Select every line below containing the word "JSON".

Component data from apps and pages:
______
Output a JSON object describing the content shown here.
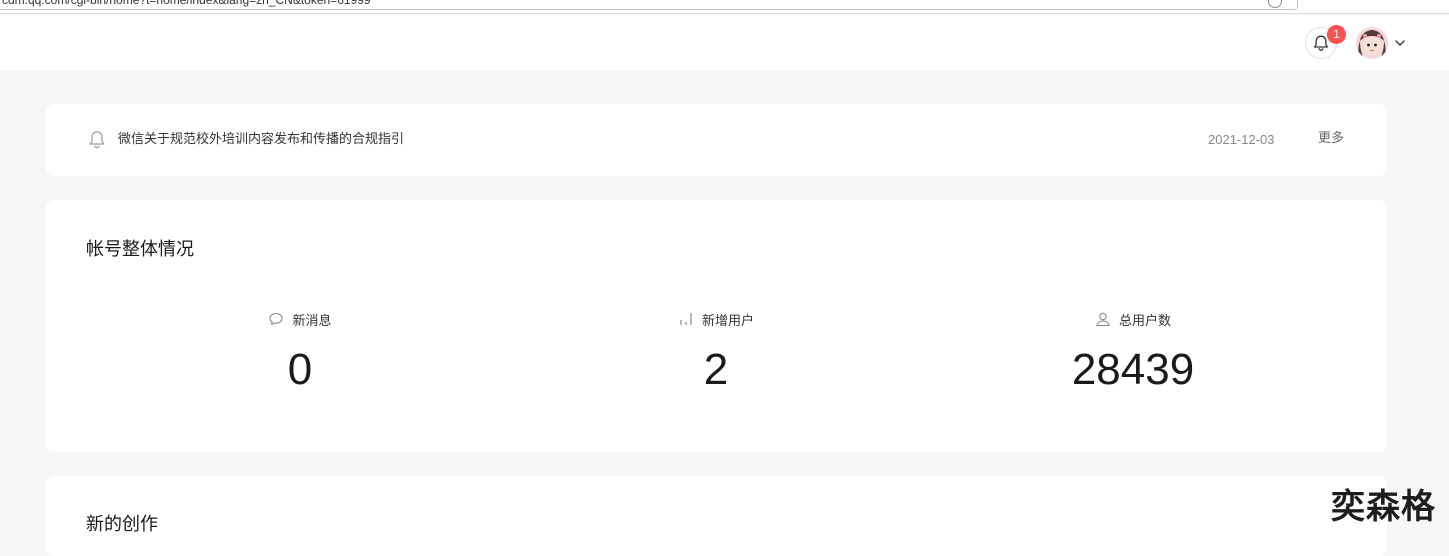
{
  "browser": {
    "url": "cdm.qq.com/cgi-bin/home?t=home/index&lang=zh_CN&token=61999"
  },
  "header": {
    "notification_count": "1"
  },
  "notice": {
    "text": "微信关于规范校外培训内容发布和传播的合规指引",
    "date": "2021-12-03",
    "more_label": "更多"
  },
  "overview": {
    "title": "帐号整体情况",
    "stats": [
      {
        "label": "新消息",
        "value": "0",
        "icon": "chat-bubble-icon"
      },
      {
        "label": "新增用户",
        "value": "2",
        "icon": "bar-chart-icon"
      },
      {
        "label": "总用户数",
        "value": "28439",
        "icon": "user-icon"
      }
    ]
  },
  "creation": {
    "title": "新的创作"
  },
  "watermark": {
    "text": "奕森格"
  },
  "colors": {
    "page_bg": "#f5f6f7",
    "card_bg": "#ffffff",
    "badge": "#fa5151"
  }
}
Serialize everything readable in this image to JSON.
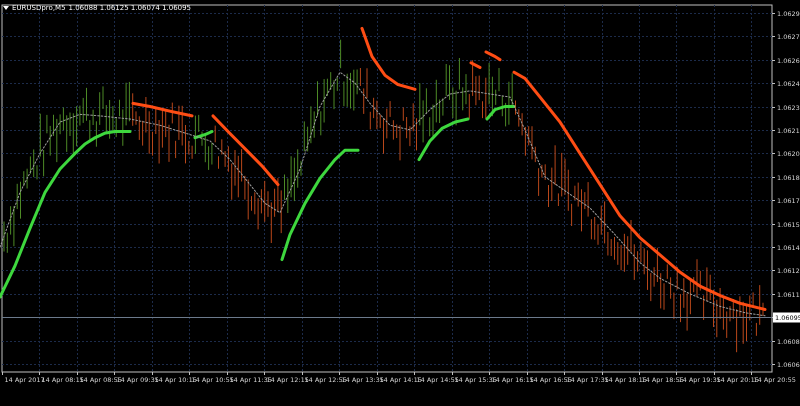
{
  "header": {
    "symbol": "EURUSDpro,M5",
    "ohlc": "1.06088 1.06125 1.06074 1.06095"
  },
  "colors": {
    "background": "#000000",
    "grid": "#1c2b4a",
    "axis": "#c0c0c0",
    "bull": "#4d8a26",
    "bear": "#b9471a",
    "ma_up": "#3ed83e",
    "ma_down": "#ff4d14",
    "ma_mid": "#a0a0a0",
    "price_line": "#6c7a8c"
  },
  "chart_data": {
    "type": "line",
    "symbol": "EURUSDpro,M5",
    "ylim": [
      1.0606,
      1.06295
    ],
    "y_ticks": [
      "1.06290",
      "1.06275",
      "1.06260",
      "1.06245",
      "1.06230",
      "1.06215",
      "1.06200",
      "1.06185",
      "1.06170",
      "1.06155",
      "1.06140",
      "1.06125",
      "1.06110",
      "1.06095",
      "1.06080",
      "1.06065"
    ],
    "x_ticks": [
      "14 Apr 2017",
      "14 Apr 08:15",
      "14 Apr 08:55",
      "14 Apr 09:35",
      "14 Apr 10:15",
      "14 Apr 10:55",
      "14 Apr 11:35",
      "14 Apr 12:15",
      "14 Apr 12:55",
      "14 Apr 13:35",
      "14 Apr 14:15",
      "14 Apr 14:55",
      "14 Apr 15:35",
      "14 Apr 16:15",
      "14 Apr 16:55",
      "14 Apr 17:35",
      "14 Apr 18:15",
      "14 Apr 18:55",
      "14 Apr 19:35",
      "14 Apr 20:15",
      "14 Apr 20:55"
    ],
    "current_price": "1.06095",
    "series": [
      {
        "name": "",
        "color": "#3ed83e",
        "segments": [
          [
            [
              0,
              1.06108
            ],
            [
              15,
              1.06128
            ],
            [
              30,
              1.06152
            ],
            [
              45,
              1.06175
            ],
            [
              60,
              1.0619
            ],
            [
              75,
              1.062
            ],
            [
              85,
              1.06206
            ],
            [
              95,
              1.0621
            ],
            [
              105,
              1.06213
            ],
            [
              115,
              1.06214
            ],
            [
              130,
              1.06214
            ]
          ],
          [
            [
              195,
              1.0621
            ],
            [
              205,
              1.06212
            ],
            [
              212,
              1.06214
            ]
          ],
          [
            [
              282,
              1.06132
            ],
            [
              290,
              1.06148
            ],
            [
              305,
              1.06168
            ],
            [
              320,
              1.06184
            ],
            [
              335,
              1.06196
            ],
            [
              345,
              1.06202
            ],
            [
              358,
              1.06202
            ]
          ],
          [
            [
              419,
              1.06196
            ],
            [
              430,
              1.06208
            ],
            [
              442,
              1.06216
            ],
            [
              455,
              1.0622
            ],
            [
              468,
              1.06222
            ]
          ],
          [
            [
              487,
              1.06222
            ],
            [
              495,
              1.06228
            ],
            [
              505,
              1.0623
            ],
            [
              514,
              1.0623
            ]
          ]
        ]
      },
      {
        "name": "",
        "color": "#ff4d14",
        "segments": [
          [
            [
              133,
              1.06232
            ],
            [
              150,
              1.0623
            ],
            [
              170,
              1.06227
            ],
            [
              192,
              1.06224
            ]
          ],
          [
            [
              213,
              1.06224
            ],
            [
              228,
              1.06214
            ],
            [
              245,
              1.06203
            ],
            [
              262,
              1.06192
            ],
            [
              278,
              1.0618
            ]
          ],
          [
            [
              362,
              1.0628
            ],
            [
              372,
              1.06262
            ],
            [
              385,
              1.0625
            ],
            [
              398,
              1.06244
            ],
            [
              415,
              1.06241
            ]
          ],
          [
            [
              471,
              1.06258
            ],
            [
              480,
              1.06255
            ]
          ],
          [
            [
              486,
              1.06265
            ],
            [
              495,
              1.06262
            ],
            [
              500,
              1.0626
            ]
          ],
          [
            [
              514,
              1.06252
            ],
            [
              525,
              1.06248
            ],
            [
              540,
              1.06236
            ],
            [
              560,
              1.0622
            ],
            [
              580,
              1.062
            ],
            [
              600,
              1.0618
            ],
            [
              620,
              1.0616
            ],
            [
              640,
              1.06146
            ],
            [
              660,
              1.06135
            ],
            [
              680,
              1.06124
            ],
            [
              700,
              1.06115
            ],
            [
              720,
              1.06109
            ],
            [
              740,
              1.06104
            ],
            [
              765,
              1.061
            ]
          ]
        ]
      },
      {
        "name": "",
        "color": "#a0a0a0",
        "segments": [
          [
            [
              0,
              1.0614
            ],
            [
              20,
              1.06175
            ],
            [
              40,
              1.062
            ],
            [
              60,
              1.0622
            ],
            [
              80,
              1.06225
            ],
            [
              100,
              1.06224
            ],
            [
              130,
              1.06222
            ],
            [
              160,
              1.06218
            ],
            [
              190,
              1.06212
            ],
            [
              210,
              1.06208
            ],
            [
              230,
              1.06196
            ],
            [
              250,
              1.0618
            ],
            [
              265,
              1.06168
            ],
            [
              280,
              1.06162
            ],
            [
              300,
              1.0619
            ],
            [
              320,
              1.0623
            ],
            [
              340,
              1.06252
            ],
            [
              355,
              1.06245
            ],
            [
              370,
              1.06232
            ],
            [
              390,
              1.06218
            ],
            [
              410,
              1.06215
            ],
            [
              430,
              1.06228
            ],
            [
              450,
              1.06238
            ],
            [
              470,
              1.0624
            ],
            [
              490,
              1.06238
            ],
            [
              510,
              1.06236
            ],
            [
              525,
              1.06215
            ],
            [
              545,
              1.06185
            ],
            [
              565,
              1.06176
            ],
            [
              590,
              1.06165
            ],
            [
              615,
              1.06148
            ],
            [
              640,
              1.0613
            ],
            [
              660,
              1.0612
            ],
            [
              690,
              1.0611
            ],
            [
              720,
              1.06102
            ],
            [
              745,
              1.06098
            ],
            [
              765,
              1.06096
            ]
          ]
        ]
      }
    ]
  }
}
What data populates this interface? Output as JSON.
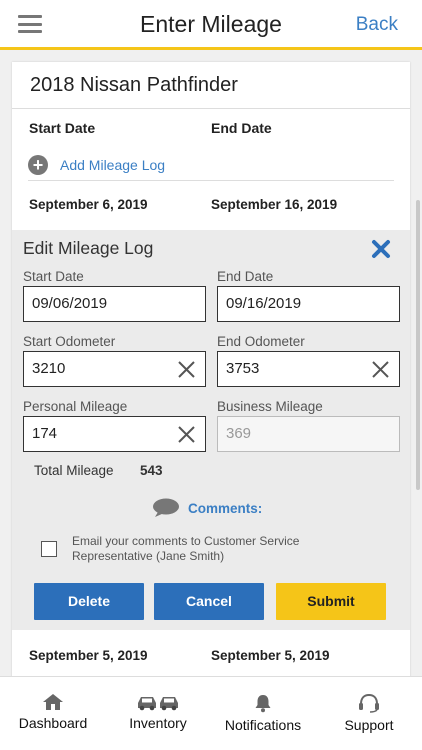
{
  "header": {
    "title": "Enter Mileage",
    "back_label": "Back"
  },
  "vehicle": {
    "name": "2018 Nissan Pathfinder"
  },
  "columns": {
    "start": "Start Date",
    "end": "End Date"
  },
  "add_log_label": "Add Mileage Log",
  "log_rows": [
    {
      "start": "September 6, 2019",
      "end": "September 16, 2019"
    },
    {
      "start": "September 5, 2019",
      "end": "September 5, 2019"
    }
  ],
  "edit": {
    "title": "Edit Mileage Log",
    "start_date_label": "Start Date",
    "start_date_value": "09/06/2019",
    "end_date_label": "End Date",
    "end_date_value": "09/16/2019",
    "start_odo_label": "Start Odometer",
    "start_odo_value": "3210",
    "end_odo_label": "End Odometer",
    "end_odo_value": "3753",
    "personal_label": "Personal Mileage",
    "personal_value": "174",
    "business_label": "Business Mileage",
    "business_value": "369",
    "total_label": "Total Mileage",
    "total_value": "543",
    "comments_label": "Comments:",
    "email_text": "Email your comments to Customer Service Representative (Jane Smith)",
    "email_checked": false,
    "delete_label": "Delete",
    "cancel_label": "Cancel",
    "submit_label": "Submit"
  },
  "tabs": [
    {
      "label": "Dashboard",
      "icon": "house-icon"
    },
    {
      "label": "Inventory",
      "icon": "cars-icon"
    },
    {
      "label": "Notifications",
      "icon": "bell-icon"
    },
    {
      "label": "Support",
      "icon": "headset-icon"
    }
  ],
  "colors": {
    "accent_yellow": "#f5c518",
    "link_blue": "#3b7fc4",
    "button_blue": "#2c6fba"
  }
}
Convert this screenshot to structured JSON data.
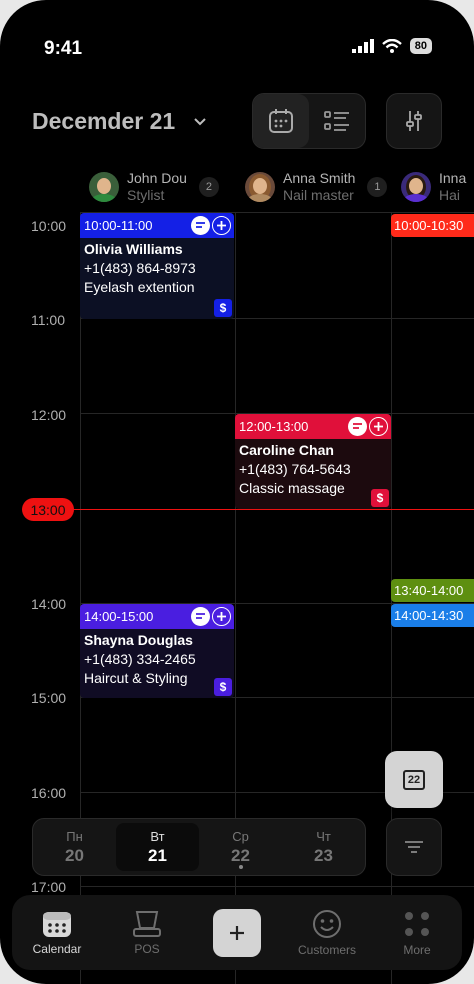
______
ANSWER TO THIS EXERCISE >>
Output a JSON object describing the content shown here.
Serialize everything readable in this image to JSON.
What data populates this interface? Output as JSON.
Convert this screenshot to structured JSON data.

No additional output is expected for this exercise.